Morris (William) The Story of the Glittering Plain,
one of 250 copies on paper, printed in red and black with text in Troy type and table of contents in Chaucer type, wood-engraved illustrations designed by Walter Crane and borders and initials by Morris, signed presentation copy from Halliday Sparling to Robert Steele inscribed on front free endpaper and with additional note (?by Steele) concerning the paper used, bookplate of Robert Steele, a few leaves with marginal soiling and one leaf (pp.81-82) with marginal paper flaw repaired with tape, one or two leaves with marginal tears or defects, original holland-backed boards, uncut, boards a little rubbed and marked, corners slightly worn, spine browned and worn at joints and ends, [Peterson A22, see also mistakenly A1 Related Materials (p) which quotes this copy (Hodgson cat., 24th April 1929, no.26) rather than under A22], 4to, Kelmscott Press, 1894. An interesting association copy. The first inscription reads, "To Robert Steele, this 'retree' copy, from the 'corrector for the press', Halliday Sparling 2:xi:94" and the second, "Printed on the experimental paper first made for the KP and rejected as too hard. It was made from clippings of new sail-cloth of pure linen." A loosely inserted manuscript note lists three variations to the published work, most notably the different border design on p.50. Henry Halliday Sparling (1860-1924), was the first Secretary for the press and author of The Kelmscott Press and William Morris Master-Craftsman, 1924 (edited by Robert Steele). He was also briefly married to Morris's daughter, May. Robert Steele (1860-1944) was a well-know mediaevalist and disciple of William Morris.
***The only title to be printed twice by the press: it was the first book issued, in 1891, and again here in 1894, this time with Crane's illustrations, although Morris was not happy with Crane's work and considered this his poorest Kelmscott production.

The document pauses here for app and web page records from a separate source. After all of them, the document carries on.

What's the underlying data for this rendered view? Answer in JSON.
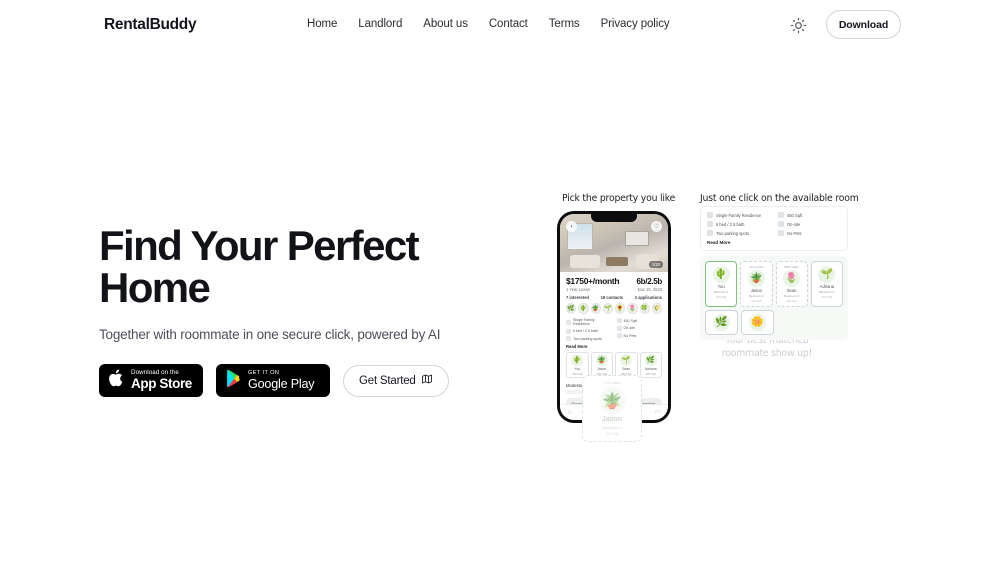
{
  "nav": {
    "logo": "RentalBuddy",
    "links": [
      {
        "label": "Home"
      },
      {
        "label": "Landlord"
      },
      {
        "label": "About us"
      },
      {
        "label": "Contact"
      },
      {
        "label": "Terms"
      },
      {
        "label": "Privacy policy"
      }
    ],
    "theme_toggle_icon": "sun-icon",
    "download_label": "Download"
  },
  "hero": {
    "title_line1": "Find Your Perfect",
    "title_line2": "Home",
    "subtitle": "Together with roommate in one secure click, powered by AI",
    "appstore": {
      "small": "Download on the",
      "big": "App Store",
      "icon": "apple-icon"
    },
    "googleplay": {
      "small": "GET IT ON",
      "big": "Google Play",
      "icon": "play-triangle-icon"
    },
    "get_started": {
      "label": "Get Started",
      "icon": "map-icon"
    }
  },
  "illustration": {
    "caption_left": "Pick the property you like",
    "caption_right": "Just one click on the available room",
    "caption_bottom": "Your best matched roommate show up!",
    "phone": {
      "photo_count": "1/20",
      "back_icon": "chevron-left-icon",
      "save_icon": "heart-circle-icon",
      "price": "$1750+/month",
      "beds": "6b/2.5b",
      "lease": "1 Year Lease",
      "date": "Nov 15, 2023",
      "stats": [
        {
          "label": "7 interested"
        },
        {
          "label": "16 contacts"
        },
        {
          "label": "3 applications"
        }
      ],
      "attrs_left": [
        {
          "label": "Single Family Residence",
          "icon": "house-icon"
        },
        {
          "label": "6 bed / 2.5 bath",
          "icon": "bed-icon"
        },
        {
          "label": "Two parking spots",
          "icon": "car-icon"
        }
      ],
      "attrs_right": [
        {
          "label": "450 Sqft",
          "icon": "ruler-icon"
        },
        {
          "label": "On-site",
          "icon": "person-icon"
        },
        {
          "label": "No Pets",
          "icon": "paw-icon"
        }
      ],
      "read_more": "Read More",
      "rooms": [
        {
          "name": "You",
          "sqft": "450 Sqft"
        },
        {
          "name": "Jason",
          "sqft": "300 Sqft"
        },
        {
          "name": "Sean",
          "sqft": "300 Sqft"
        },
        {
          "name": "Adriana",
          "sqft": "300 Sqft"
        }
      ],
      "location": "Modesto, California, United States",
      "actions": [
        {
          "label": "Group chat"
        },
        {
          "label": "Message"
        },
        {
          "label": "Schedule"
        }
      ],
      "nav_icons": [
        {
          "icon": "home-icon"
        },
        {
          "icon": "heart-icon"
        },
        {
          "icon": "logo-icon"
        },
        {
          "icon": "chat-icon"
        },
        {
          "icon": "profile-icon"
        }
      ]
    },
    "panel": {
      "attrs_left": [
        {
          "label": "Single Family Residence",
          "icon": "house-icon"
        },
        {
          "label": "6 bed / 2.5 bath",
          "icon": "bed-icon"
        },
        {
          "label": "Two parking spots",
          "icon": "car-icon"
        }
      ],
      "attrs_right": [
        {
          "label": "450 Sqft",
          "icon": "ruler-icon"
        },
        {
          "label": "On-site",
          "icon": "person-icon"
        },
        {
          "label": "No Pets",
          "icon": "paw-icon"
        }
      ],
      "read_more": "Read More",
      "rooms": [
        {
          "match": "",
          "name": "You",
          "bedroom": "Bedroom 1",
          "sqft": "450 Sqft",
          "style": "you"
        },
        {
          "match": "71% match",
          "name": "Jason",
          "bedroom": "Bedroom 2",
          "sqft": "300 Sqft",
          "style": "dashed"
        },
        {
          "match": "68% match",
          "name": "Sean",
          "bedroom": "Bedroom 3",
          "sqft": "300 Sqft",
          "style": "dashed"
        },
        {
          "match": "",
          "name": "Adriana",
          "bedroom": "Bedroom 4",
          "sqft": "300 Sqft",
          "style": "solid"
        }
      ],
      "rooms_row2": [
        {
          "name": "",
          "style": "solid"
        },
        {
          "name": "",
          "style": "solid"
        }
      ]
    },
    "match_card": {
      "match": "71% match",
      "name": "Jason",
      "bedroom": "Bedroom 2",
      "sqft": "300 Sqft"
    }
  }
}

Most of the copies were bound in limp vellum but a few in holland-backed boards..